Another remedy is to try aromatherapy. Huskies have highly sensitive noses and we’ve found that certain smells have a calming effect on them. Try rubbing a drop or two of lavender essential oil on the back of their collar. Lavender is very calming and has been known to reduce stress and anxiety in humans and pets.
When you try aromatherapy for the first time, monitor your husky closely to make sure they do not have a negative reaction to the oils used. Some huskies may experience skin irritation, or they may become overstimulated by the strong scent of the oil.
How to help your Husky get over separation anxiety
There are several reasons why a husky might be overly anxious. It could be the result of genetics, being abandoned or abused by someone who was supposed to care for it, or it may just be a learned behavior that has become a habit. In any case, there are steps you can take to help your dog overcome this condition.
- Some huskies get separation anxiety if they have been left alone too much or for too long. If this is the case with your husky, try to find alternative ways for your dog to occupy themself during the day such as providing new toys.
- Don’t make a big deal when you are leaving or coming back into the house. Your husky will be much more relaxed if it knows that you are coming back and that there is no need to panic.
- Try getting your husky comfortable with being alone. If your puppy has been crated or confined in a room, it may not know how to be alone. Start by leaving it in the room for short periods, gradually increasing the amount of time until it is comfortable being alone for 20 minutes or so at a time. It might seem like a small interval but from there you can easily train for longer periods of time!
- Try training your husky for leaving scenarios. When you leave the house, say “Bye” and your dog’s name as you walk out the door. Then go wait outside for a little while and come back in a few minutes. Repeat this process, increasing the length of time each time you leave until your husky is comfortable with you being gone for short periods.
- Make sure your husky gets enough exercise before leaving the house so that it’s tired and less likely to have energy left over when you return home from work later in the day (or evening). This will also help keep it calm while you’re gone since exercise releases endorphins into your dog’s bloodstream that help reduce stress-related anxiety.
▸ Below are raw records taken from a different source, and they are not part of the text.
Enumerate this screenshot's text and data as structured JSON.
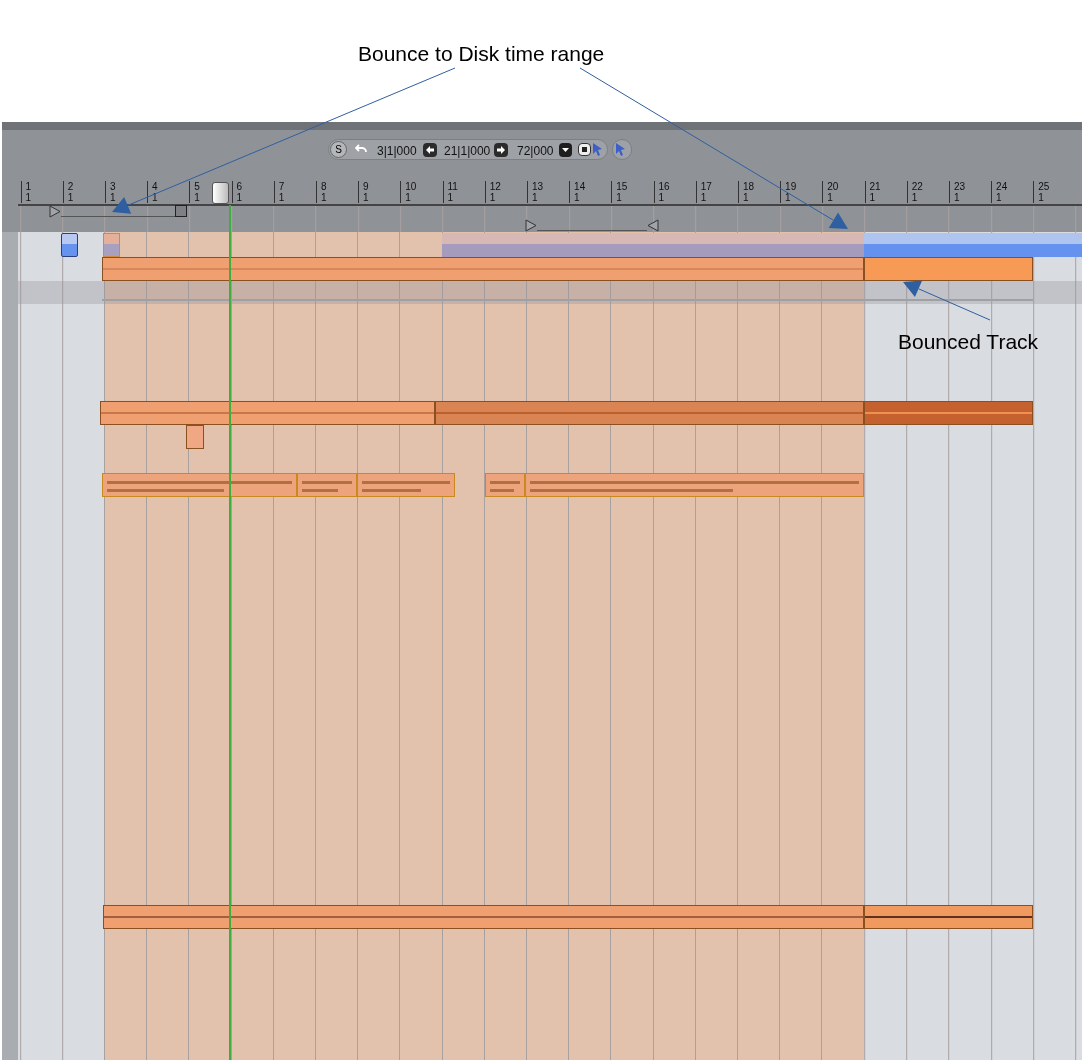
{
  "annotations": [
    {
      "text": "Bounce to Disk time range"
    },
    {
      "text": "Bounced Track"
    }
  ],
  "toolbar": {
    "solo": "S",
    "start": "3|1|000",
    "end": "21|1|000",
    "length": "72|000"
  },
  "ruler": [
    {
      "bar": "1",
      "beat": "1"
    },
    {
      "bar": "2",
      "beat": "1"
    },
    {
      "bar": "3",
      "beat": "1"
    },
    {
      "bar": "4",
      "beat": "1"
    },
    {
      "bar": "5",
      "beat": "1"
    },
    {
      "bar": "6",
      "beat": "1"
    },
    {
      "bar": "7",
      "beat": "1"
    },
    {
      "bar": "8",
      "beat": "1"
    },
    {
      "bar": "9",
      "beat": "1"
    },
    {
      "bar": "10",
      "beat": "1"
    },
    {
      "bar": "11",
      "beat": "1"
    },
    {
      "bar": "12",
      "beat": "1"
    },
    {
      "bar": "13",
      "beat": "1"
    },
    {
      "bar": "14",
      "beat": "1"
    },
    {
      "bar": "15",
      "beat": "1"
    },
    {
      "bar": "16",
      "beat": "1"
    },
    {
      "bar": "17",
      "beat": "1"
    },
    {
      "bar": "18",
      "beat": "1"
    },
    {
      "bar": "19",
      "beat": "1"
    },
    {
      "bar": "20",
      "beat": "1"
    },
    {
      "bar": "21",
      "beat": "1"
    },
    {
      "bar": "22",
      "beat": "1"
    },
    {
      "bar": "23",
      "beat": "1"
    },
    {
      "bar": "24",
      "beat": "1"
    },
    {
      "bar": "25",
      "beat": "1"
    }
  ]
}
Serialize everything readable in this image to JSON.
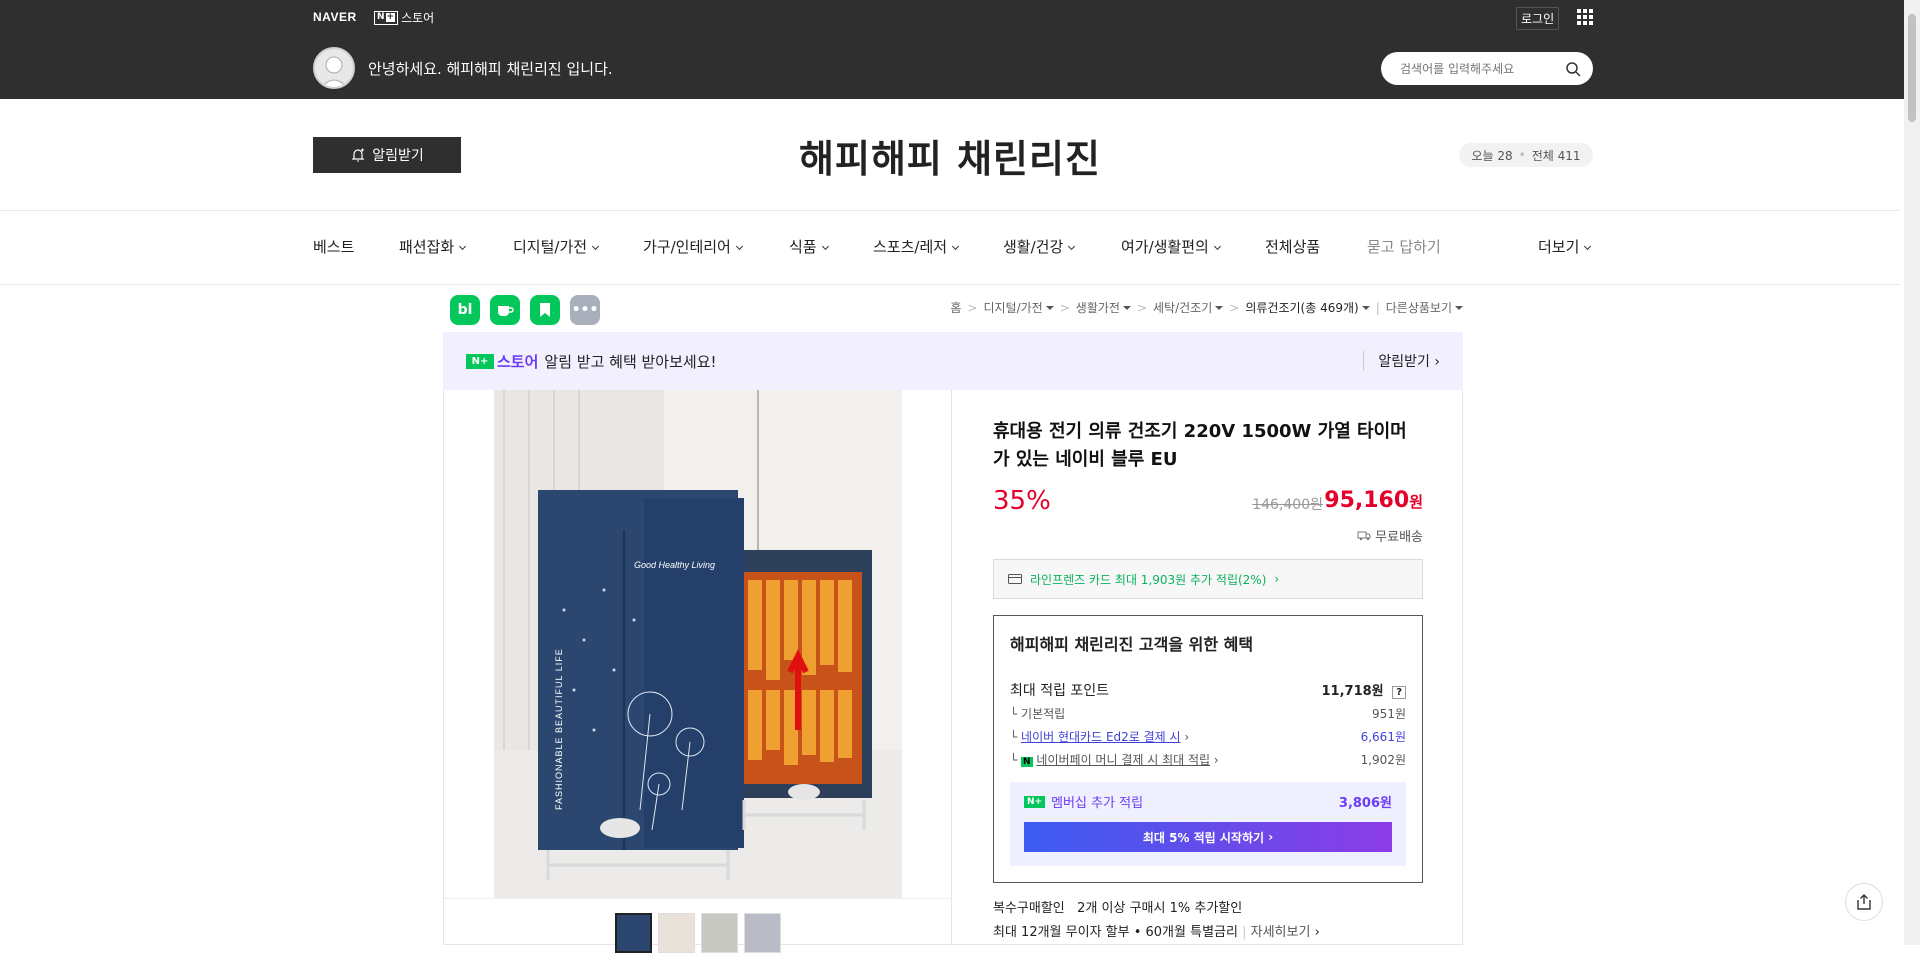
{
  "topbar": {
    "naver": "NAVER",
    "nplus_store": "스토어",
    "login": "로그인",
    "greeting": "안녕하세요. 해피해피 채린리진 입니다.",
    "search_placeholder": "검색어를 입력해주세요"
  },
  "header": {
    "alarm_button": "알림받기",
    "store_name": "해피해피 채린리진",
    "visits_today": "오늘 28",
    "visits_total": "전체 411"
  },
  "gnb": [
    "베스트",
    "패션잡화",
    "디지털/가전",
    "가구/인테리어",
    "식품",
    "스포츠/레저",
    "생활/건강",
    "여가/생활편의",
    "전체상품",
    "묻고 답하기",
    "더보기"
  ],
  "breadcrumb": {
    "home": "홈",
    "cat1": "디지털/가전",
    "cat2": "생활가전",
    "cat3": "세탁/건조기",
    "current": "의류건조기",
    "count": "(총 469개)",
    "other": "다른상품보기"
  },
  "promo": {
    "store": "스토어",
    "text": "알림 받고 혜택 받아보세요!",
    "alarm": "알림받기"
  },
  "product": {
    "title": "휴대용 전기 의류 건조기 220V 1500W 가열 타이머가 있는 네이비 블루 EU",
    "discount": "35%",
    "original_price": "146,400원",
    "sale_price": "95,160",
    "sale_unit": "원",
    "shipping": "무료배송",
    "card_offer": "라인프렌즈 카드 최대 1,903원 추가 적립(2%)",
    "image_text1": "Good Healthy Living",
    "image_text2": "FASHIONABLE BEAUTIFUL LIFE"
  },
  "benefit": {
    "title": "해피해피 채린리진 고객을 위한 혜택",
    "max_label": "최대 적립 포인트",
    "max_value": "11,718원",
    "basic_label": "기본적립",
    "basic_value": "951원",
    "card_label": "네이버 현대카드 Ed2로 결제 시",
    "card_value": "6,661원",
    "pay_label": "네이버페이 머니 결제 시 최대 적립",
    "pay_value": "1,902원",
    "member_label": "멤버십 추가 적립",
    "member_value": "3,806원",
    "member_button": "최대 5% 적립 시작하기"
  },
  "extra": {
    "multi_label": "복수구매할인",
    "multi_text": "2개 이상 구매시 1% 추가할인",
    "installment": "최대 12개월 무이자 할부 • 60개월 특별금리",
    "more": "자세히보기"
  },
  "colors": {
    "accent": "#e4002b",
    "green": "#03c75a",
    "purple": "#6d3cf6"
  }
}
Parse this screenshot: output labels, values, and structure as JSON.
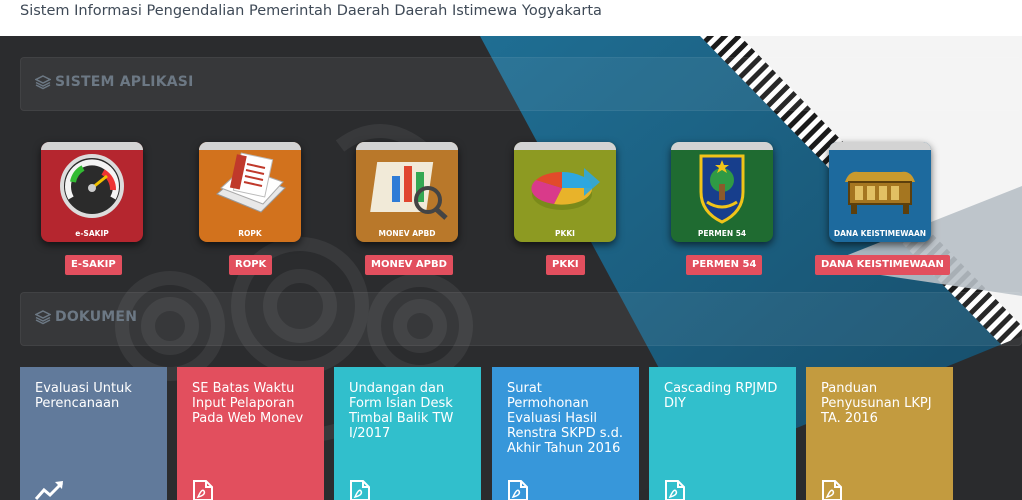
{
  "header": {
    "title": "Sistem Informasi Pengendalian Pemerintah Daerah Daerah Istimewa Yogyakarta"
  },
  "sections": {
    "apps": {
      "title": "SISTEM APLIKASI",
      "icon": "layers-icon"
    },
    "docs": {
      "title": "DOKUMEN",
      "icon": "layers-icon"
    }
  },
  "apps": [
    {
      "caption": "e-SAKIP",
      "label": "E-SAKIP",
      "icon": "gauge-icon",
      "color": "#b5262f"
    },
    {
      "caption": "ROPK",
      "label": "ROPK",
      "icon": "document-stack-icon",
      "color": "#d2721d"
    },
    {
      "caption": "MONEV APBD",
      "label": "MONEV APBD",
      "icon": "chart-magnifier-icon",
      "color": "#b9782a"
    },
    {
      "caption": "PKKI",
      "label": "PKKI",
      "icon": "pie-chart-icon",
      "color": "#8d9a22"
    },
    {
      "caption": "PERMEN 54",
      "label": "PERMEN 54",
      "icon": "emblem-icon",
      "color": "#1f6b31"
    },
    {
      "caption": "DANA KEISTIMEWAAN",
      "label": "DANA KEISTIMEWAAN",
      "icon": "gamelan-icon",
      "color": "#1d6a9e"
    }
  ],
  "documents": [
    {
      "title": "Evaluasi Untuk Perencanaan",
      "icon": "line-chart-icon",
      "color": "#617a9b"
    },
    {
      "title": "SE Batas Waktu Input Pelaporan Pada Web Monev",
      "icon": "pdf-icon",
      "color": "#e24f5e"
    },
    {
      "title": "Undangan dan Form Isian Desk Timbal Balik TW I/2017",
      "icon": "pdf-icon",
      "color": "#31bfcc"
    },
    {
      "title": "Surat Permohonan Evaluasi Hasil Renstra SKPD s.d. Akhir Tahun 2016",
      "icon": "pdf-icon",
      "color": "#3797da"
    },
    {
      "title": "Cascading RPJMD DIY",
      "icon": "pdf-icon",
      "color": "#31bfcc"
    },
    {
      "title": "Panduan Penyusunan LKPJ TA. 2016",
      "icon": "pdf-icon",
      "color": "#c39b3f"
    }
  ],
  "colors": {
    "badge": "#e24f5e",
    "stage_dark": "#2a2b2d",
    "stage_blue": "#1c5a7a",
    "heading_text": "#6c7884"
  }
}
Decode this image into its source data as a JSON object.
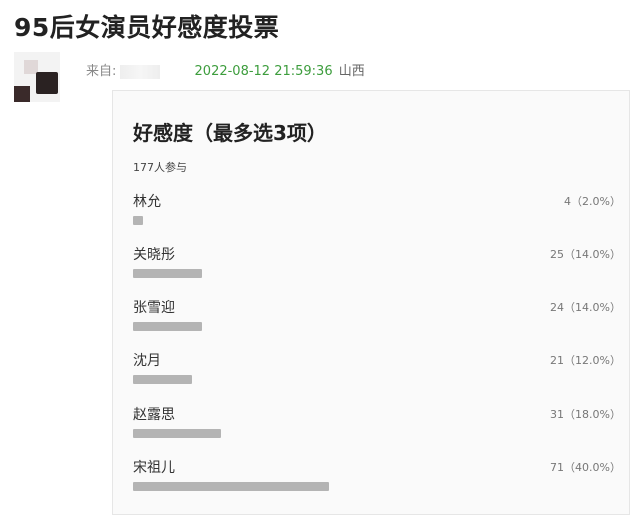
{
  "page": {
    "title": "95后女演员好感度投票"
  },
  "post": {
    "from_label": "来自:",
    "timestamp": "2022-08-12 21:59:36",
    "location": "山西"
  },
  "poll": {
    "title": "好感度（最多选3项）",
    "participants": "177人参与",
    "options": [
      {
        "name": "林允",
        "stat": "4（2.0%）",
        "share": 0.02
      },
      {
        "name": "关晓彤",
        "stat": "25（14.0%）",
        "share": 0.14
      },
      {
        "name": "张雪迎",
        "stat": "24（14.0%）",
        "share": 0.14
      },
      {
        "name": "沈月",
        "stat": "21（12.0%）",
        "share": 0.12
      },
      {
        "name": "赵露思",
        "stat": "31（18.0%）",
        "share": 0.18
      },
      {
        "name": "宋祖儿",
        "stat": "71（40.0%）",
        "share": 0.4
      }
    ]
  }
}
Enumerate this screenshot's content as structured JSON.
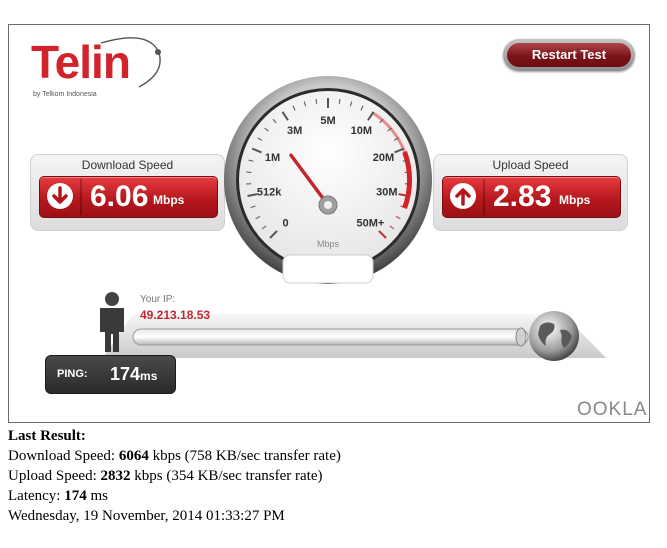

Siberian huskies make excellent family pets and are great with kids, but they need training and proper care in order to thrive in their new homes. If your husky is experiencing separation anxiety, spend some time thinking about what the cause is to help better address the situation.